Hail the monomaniacs!
Photo credit: EPA
Pep Guardiola lifted the English Premier League trophy last Sunday on behalf of the club he manages, Manchester City. I think we should all applaud, regardless of team affiliation.
For me, the most interesting part of Pep’s season came during a game in November. He began berating a player who just been substituted in extremely animated fashion, shouting in his face and giving him what looked like a severe ticking off. No real surprise there, you might think; Guardiola is a mercurial and passionate figure, full of high emotion.
But there is a surprise in there. Pep was not talking to his own player; he was remonstrating with winger Nathan Redmond, who had just been substituted by Manchester City’s opponents that day, Southampton FC.
Why on earth would he be tearing a strip off an opposing player? Here’s the final surprise: Pep was upset that Redmond, whom he holds in high regard, had played such a tame, defensive game. He wanted him to do better, to utilise all his talent, to not learn bad habits.
Nathan Redmond confirmed this later, saying Pep had “commented on my qualities as a young English player and how he wanted me to attack his team more during the game…nothing negative or offensive was said towards me from Pep and that’s what makes him one of the best managers in world football…yes he was very passionate, intense and aggressive but he was only very complimentary and positive to me. When one of the world’s best managers compliments you or gives advice in any way, you listen.”
Manchester City later went on to wrap up the title with many weeks to spare. They played an always-attacking, always-open style. It was swashbuckling and free-flowing football at its best. They were streets ahead of any current pretenders to that throne.
The hackles of rival fans are undoubtedly rising after reading that paragraph. Many will say the Pep phenomenon is a fake one, because he ‘buys’ his successes. There is no doubt that Manchester City has some of the world’s richest shareholders, and that its manager can buy pretty much any player he wants. But that is the nature of the top levels of the game now; the biggest rewards go to those who can spend big. To focus on the financial aspect is to miss the bigger point.
Pep was chastising an opponent’s player because he cannot stand seeing the game played cynically, particularly by those who should know better and can do better. He could not contain himself, because he is a monomaniac – a person obsessed about his one big thing in life. In my forthcoming book (The Bigger Deal) I discuss a range of such monomaniacs (Wangari Maathai and Steve Jobs are two others) and say this: allow them their madnesses. They are obsessives, yes – but it’s a feature, not a bug. The world is better because of these fanatics.
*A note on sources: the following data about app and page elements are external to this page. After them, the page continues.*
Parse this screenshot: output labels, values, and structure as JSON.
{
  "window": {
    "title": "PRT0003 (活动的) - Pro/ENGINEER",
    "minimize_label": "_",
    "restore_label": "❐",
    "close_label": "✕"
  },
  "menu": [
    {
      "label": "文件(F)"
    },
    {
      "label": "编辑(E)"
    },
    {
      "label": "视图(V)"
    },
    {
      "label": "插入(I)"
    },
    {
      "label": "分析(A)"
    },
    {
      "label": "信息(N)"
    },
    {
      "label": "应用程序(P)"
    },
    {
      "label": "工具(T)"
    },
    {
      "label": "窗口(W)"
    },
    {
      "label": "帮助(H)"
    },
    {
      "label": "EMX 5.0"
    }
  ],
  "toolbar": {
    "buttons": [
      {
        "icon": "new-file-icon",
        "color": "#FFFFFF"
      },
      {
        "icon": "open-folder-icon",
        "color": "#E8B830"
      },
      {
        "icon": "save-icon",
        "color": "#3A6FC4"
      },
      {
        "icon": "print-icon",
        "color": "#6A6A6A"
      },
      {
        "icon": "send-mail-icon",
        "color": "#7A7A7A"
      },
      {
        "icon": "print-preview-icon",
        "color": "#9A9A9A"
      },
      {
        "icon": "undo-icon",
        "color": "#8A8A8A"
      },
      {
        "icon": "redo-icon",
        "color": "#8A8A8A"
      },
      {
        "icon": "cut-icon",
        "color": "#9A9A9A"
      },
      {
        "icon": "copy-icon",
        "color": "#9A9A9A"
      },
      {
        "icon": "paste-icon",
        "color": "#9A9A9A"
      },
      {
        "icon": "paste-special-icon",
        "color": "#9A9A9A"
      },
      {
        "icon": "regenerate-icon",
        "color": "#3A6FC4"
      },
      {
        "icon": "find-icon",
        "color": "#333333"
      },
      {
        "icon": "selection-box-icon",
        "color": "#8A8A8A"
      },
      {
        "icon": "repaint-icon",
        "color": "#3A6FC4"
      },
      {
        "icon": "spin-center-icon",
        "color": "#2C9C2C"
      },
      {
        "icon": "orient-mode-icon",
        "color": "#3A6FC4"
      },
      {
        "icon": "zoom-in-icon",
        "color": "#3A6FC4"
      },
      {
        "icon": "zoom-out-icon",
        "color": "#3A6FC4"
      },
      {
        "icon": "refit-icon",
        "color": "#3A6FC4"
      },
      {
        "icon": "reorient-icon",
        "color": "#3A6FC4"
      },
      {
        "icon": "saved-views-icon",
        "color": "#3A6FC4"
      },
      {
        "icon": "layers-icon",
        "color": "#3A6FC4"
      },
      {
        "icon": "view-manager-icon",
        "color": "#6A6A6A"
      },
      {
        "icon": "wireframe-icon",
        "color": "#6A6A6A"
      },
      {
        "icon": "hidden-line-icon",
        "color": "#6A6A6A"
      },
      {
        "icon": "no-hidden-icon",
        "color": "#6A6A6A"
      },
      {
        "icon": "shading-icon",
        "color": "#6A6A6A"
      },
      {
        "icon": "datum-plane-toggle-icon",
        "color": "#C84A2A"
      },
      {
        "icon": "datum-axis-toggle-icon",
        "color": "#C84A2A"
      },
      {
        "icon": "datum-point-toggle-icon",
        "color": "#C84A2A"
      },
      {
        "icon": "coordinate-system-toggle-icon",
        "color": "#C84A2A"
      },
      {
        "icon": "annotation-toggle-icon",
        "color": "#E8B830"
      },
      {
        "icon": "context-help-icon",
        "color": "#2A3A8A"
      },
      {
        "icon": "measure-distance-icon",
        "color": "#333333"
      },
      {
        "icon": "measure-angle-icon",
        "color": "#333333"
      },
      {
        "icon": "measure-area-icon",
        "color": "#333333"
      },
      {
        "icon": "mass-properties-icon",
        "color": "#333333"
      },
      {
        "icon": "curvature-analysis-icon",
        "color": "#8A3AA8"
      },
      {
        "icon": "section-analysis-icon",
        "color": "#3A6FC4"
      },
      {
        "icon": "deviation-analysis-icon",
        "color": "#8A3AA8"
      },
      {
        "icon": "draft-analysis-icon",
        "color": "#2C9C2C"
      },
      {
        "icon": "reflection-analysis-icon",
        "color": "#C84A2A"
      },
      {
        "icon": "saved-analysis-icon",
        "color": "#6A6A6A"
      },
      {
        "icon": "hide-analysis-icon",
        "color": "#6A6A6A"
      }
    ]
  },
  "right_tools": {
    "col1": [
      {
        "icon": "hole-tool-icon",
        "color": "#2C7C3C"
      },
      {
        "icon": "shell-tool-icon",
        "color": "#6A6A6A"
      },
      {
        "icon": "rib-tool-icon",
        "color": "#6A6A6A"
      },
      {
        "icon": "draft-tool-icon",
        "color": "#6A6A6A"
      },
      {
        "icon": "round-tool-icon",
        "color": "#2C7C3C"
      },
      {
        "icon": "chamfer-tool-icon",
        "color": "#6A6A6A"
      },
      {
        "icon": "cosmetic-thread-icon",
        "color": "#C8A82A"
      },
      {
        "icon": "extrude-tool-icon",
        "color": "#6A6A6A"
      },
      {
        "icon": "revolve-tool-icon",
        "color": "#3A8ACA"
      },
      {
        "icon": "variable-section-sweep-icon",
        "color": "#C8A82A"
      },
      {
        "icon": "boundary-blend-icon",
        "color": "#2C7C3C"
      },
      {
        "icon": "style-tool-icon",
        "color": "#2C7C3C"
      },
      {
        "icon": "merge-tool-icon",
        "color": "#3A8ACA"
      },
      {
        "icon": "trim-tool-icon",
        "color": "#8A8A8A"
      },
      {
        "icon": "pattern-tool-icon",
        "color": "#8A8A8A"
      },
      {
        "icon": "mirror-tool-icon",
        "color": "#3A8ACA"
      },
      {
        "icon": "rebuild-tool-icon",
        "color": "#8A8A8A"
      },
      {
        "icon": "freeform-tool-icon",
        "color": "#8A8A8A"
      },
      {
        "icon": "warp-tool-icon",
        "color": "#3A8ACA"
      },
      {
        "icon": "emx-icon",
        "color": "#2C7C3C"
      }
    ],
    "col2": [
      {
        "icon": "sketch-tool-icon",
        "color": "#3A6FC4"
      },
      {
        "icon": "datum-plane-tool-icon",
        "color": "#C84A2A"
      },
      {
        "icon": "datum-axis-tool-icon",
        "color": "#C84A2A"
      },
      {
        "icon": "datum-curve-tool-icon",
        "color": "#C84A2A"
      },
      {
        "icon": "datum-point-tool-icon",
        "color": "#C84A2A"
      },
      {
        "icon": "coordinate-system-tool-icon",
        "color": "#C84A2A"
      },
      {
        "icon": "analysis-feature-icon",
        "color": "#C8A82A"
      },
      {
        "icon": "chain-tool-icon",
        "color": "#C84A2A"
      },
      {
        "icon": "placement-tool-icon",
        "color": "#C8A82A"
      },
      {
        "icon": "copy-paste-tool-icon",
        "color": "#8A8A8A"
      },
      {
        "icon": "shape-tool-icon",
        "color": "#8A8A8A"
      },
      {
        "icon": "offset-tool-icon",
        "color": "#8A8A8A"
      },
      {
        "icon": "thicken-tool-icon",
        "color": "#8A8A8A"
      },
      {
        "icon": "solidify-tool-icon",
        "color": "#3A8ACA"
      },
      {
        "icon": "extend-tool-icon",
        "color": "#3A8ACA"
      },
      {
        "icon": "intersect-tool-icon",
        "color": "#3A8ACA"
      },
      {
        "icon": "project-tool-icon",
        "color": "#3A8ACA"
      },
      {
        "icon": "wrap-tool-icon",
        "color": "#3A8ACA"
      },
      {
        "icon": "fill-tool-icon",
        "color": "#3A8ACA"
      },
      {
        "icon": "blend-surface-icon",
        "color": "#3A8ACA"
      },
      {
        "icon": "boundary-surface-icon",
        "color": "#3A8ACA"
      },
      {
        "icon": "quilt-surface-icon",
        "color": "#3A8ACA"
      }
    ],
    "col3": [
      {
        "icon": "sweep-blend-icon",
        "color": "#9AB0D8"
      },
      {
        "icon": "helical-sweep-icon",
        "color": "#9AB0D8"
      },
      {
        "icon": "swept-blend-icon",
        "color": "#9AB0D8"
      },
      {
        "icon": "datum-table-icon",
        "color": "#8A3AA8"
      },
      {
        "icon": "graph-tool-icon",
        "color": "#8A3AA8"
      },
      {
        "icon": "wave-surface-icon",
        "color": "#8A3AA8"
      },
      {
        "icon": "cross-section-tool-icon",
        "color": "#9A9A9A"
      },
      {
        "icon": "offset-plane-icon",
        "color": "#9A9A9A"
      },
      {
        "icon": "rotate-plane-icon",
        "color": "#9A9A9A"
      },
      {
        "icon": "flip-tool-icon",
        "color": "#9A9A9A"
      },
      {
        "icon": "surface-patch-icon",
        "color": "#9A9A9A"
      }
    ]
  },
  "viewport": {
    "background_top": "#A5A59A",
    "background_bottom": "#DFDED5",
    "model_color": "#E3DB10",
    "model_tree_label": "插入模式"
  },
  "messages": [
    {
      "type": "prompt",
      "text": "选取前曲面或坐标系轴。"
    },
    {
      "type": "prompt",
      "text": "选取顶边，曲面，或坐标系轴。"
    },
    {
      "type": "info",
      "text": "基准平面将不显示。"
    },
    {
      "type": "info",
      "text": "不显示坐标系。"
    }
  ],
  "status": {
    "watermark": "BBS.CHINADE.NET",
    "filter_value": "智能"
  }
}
As long as their fixations create value for others, we should applaud them.
The only person to undo Pep was another ‘crazy’ person: Jürgen Klopp of Liverpool FC. He beat Manchester City three times over the season – and took one sound beating himself at Pep’s hands. Both these managers resolutely refuse to ‘park the bus’ and play low-block, dour, defensive soccer. It seems to be against their DNA. They do this even when a free-flowing approach is not in their immediate best interests – because they just can’t stand being boring and negative. In the end, the madness works. Pep took the EPL title with ease; Jürgen is in the UEFA Champions League final. Neither compromised en route. They play it the way they play it.
The wider lesson is this: the world needs the ‘crazy’ ones. They don’t conform, they don’t play safe, they are not pragmatic, they don’t play by the rules. They dance to an inner rhythm others can’t hear. When the passion ignites, they can’t help themselves. They overdo it often, but are never afraid of looking foolish. They make mistakes, but never deviate from their essence. Their purpose is their purpose, win or lose. They are often fired, but they don’t care. They often quit, but only when the world jangles them, and then only to regroup and come back stronger. They are relentless, but they won’t play it your way if your way is anathema to them.
Society as a whole takes risks, learns new things and advances because we have these people in our midst.
(Sunday Nation, 13 May 2018)
More Like This
- The future of work is all about offering choicesAugust 30, 2020
- How the virus masked and unmasked usSeptember 6, 2020
- Are you adding great accompaniments to your main offering?September 13, 2020
- The year I (re)discovered podcastsSeptember 20, 2020